Councils in England have said they are facing a £5.8bn shortfall over the next two years.
The Local Government Association (LGA) has predicted a widening funding gap as the cost of elderly care takes up a growing share of council budgets.
And it said there was now a "once in a generation" chance to steer the social care system "away from financial ruin".
Local Government Minister Brandon Lewis said the LGA claims were "doom laden and alarmist".
BBC local government correspondent Mike Sergeant said councils had "predicted multi-billion pound shortfalls before" and had so far managed to "balance their budgets".
He said this had been done by making cost savings, but there had been some impact on services.
But he said this warning was perhaps the "strongest ever" from LGA chair Sir Merrick Cockell, who said council finances were "on a knife edge".
Sir Merrick also said the next year would be a "make or break moment for adult social care, local services and the NHS".
He also criticised what he called a "vicious cycle of overspending on a broken system", calling instead for the NHS, councils and the government to provide a better, joined-up service for older people.
"Failure to get this right would be catastrophic," Sir Merrick added.
Cuts in government grants have hit council budgets, and the pay of many public sector workers has been affected.
Members of several major unions - including council workers, school support staff and teachers - have voted to strike on 10 July.
Mr Lewis said the LGA's claims lacked credibility.
"Councils are balancing their books each year and, as the LGA's own research shows, the public now thinks they are delivering better services than before," he said.
"All the main political parties now agree that public spending is going to remain constrained well into the future.
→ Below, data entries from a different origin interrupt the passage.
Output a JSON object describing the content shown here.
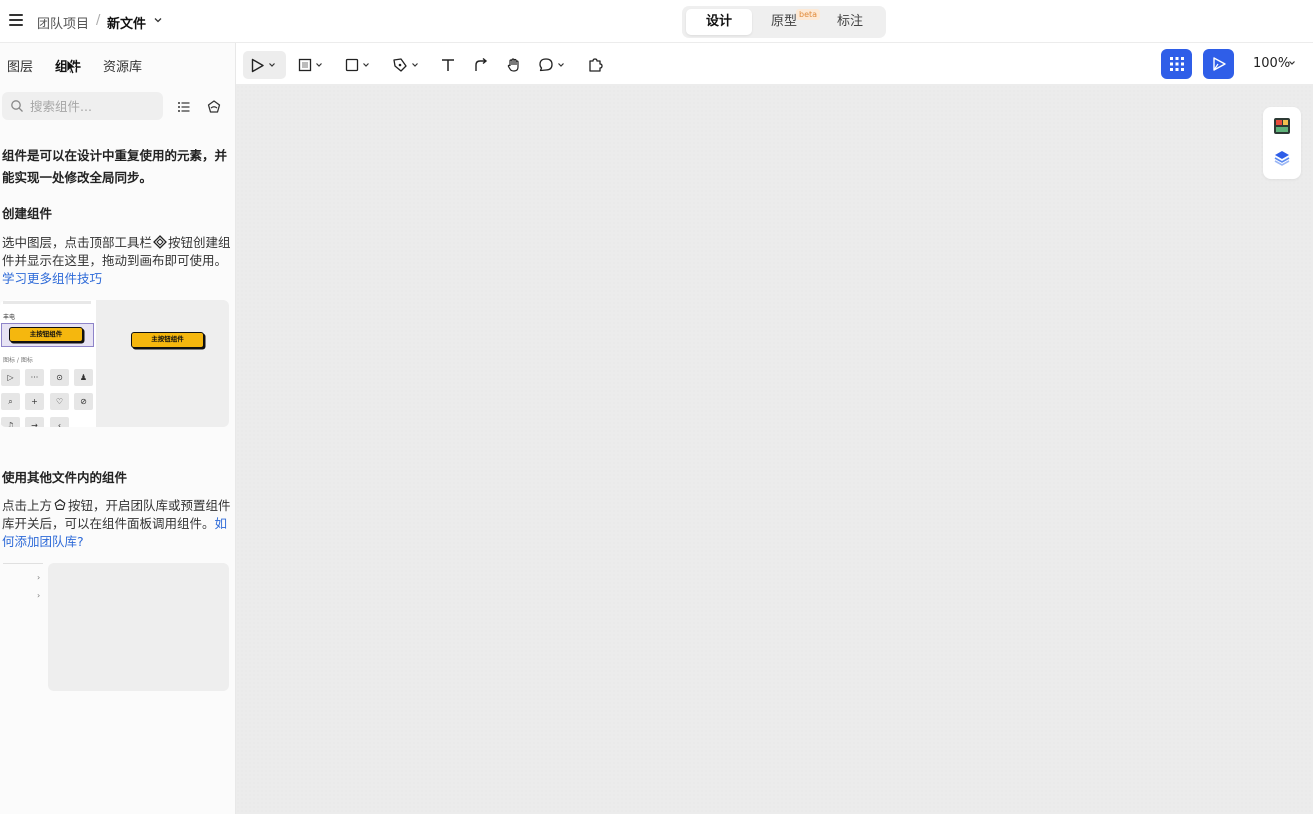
{
  "topbar": {
    "team": "团队项目",
    "separator": "/",
    "file_name": "新文件",
    "modes": [
      "设计",
      "原型",
      "标注"
    ],
    "active_mode": "设计",
    "beta_badge": "beta"
  },
  "left_panel": {
    "tabs": [
      "图层",
      "组件",
      "资源库"
    ],
    "active_tab": "组件",
    "search_placeholder": "搜索组件...",
    "intro": "组件是可以在设计中重复使用的元素，并能实现一处修改全局同步。",
    "create_heading": "创建组件",
    "create_text_a": "选中图层，点击顶部工具栏",
    "create_text_b": "按钮创建组件并显示在这里，拖动到画布即可使用。",
    "create_link": "学习更多组件技巧",
    "preview1": {
      "left_label": "丰电",
      "left_section": "图标 / 图标",
      "selected_button": "主按钮组件",
      "canvas_button": "主按钮组件",
      "icon_glyphs": [
        "▷",
        "···",
        "⊙",
        "♟",
        "⌕",
        "+",
        "♡",
        "⊘",
        "♫",
        "→",
        "‹"
      ]
    },
    "other_heading": "使用其他文件内的组件",
    "other_text_a": "点击上方",
    "other_text_b": "按钮，开启团队库或预置组件库开关后，可以在组件面板调用组件。",
    "other_link": "如何添加团队库?"
  },
  "toolbar": {
    "tools": [
      "move-tool",
      "frame-tool",
      "rectangle-tool",
      "pen-tool",
      "text-tool",
      "connector-tool",
      "hand-tool",
      "comment-tool",
      "plugin-tool"
    ],
    "zoom": "100%"
  },
  "colors": {
    "accent": "#2f5ee8",
    "link": "#2f6bd8",
    "component_yellow": "#f5b70e",
    "canvas": "#ececec"
  }
}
Councils account for a quarter of all public spending so they must continue to play their part reducing the deficit.
"This means councils must all make that extra effort to spend taxpayers' hard-earned cash ever more wisely.
"There is significant scope for councils to make sensible savings and cut waste by tackling the £2bn a year of council tax left uncollected, the £2bn ignored or lost from fraud, the £2.4bn of surplus properties left dormant and the £19bn piled-up in reserves."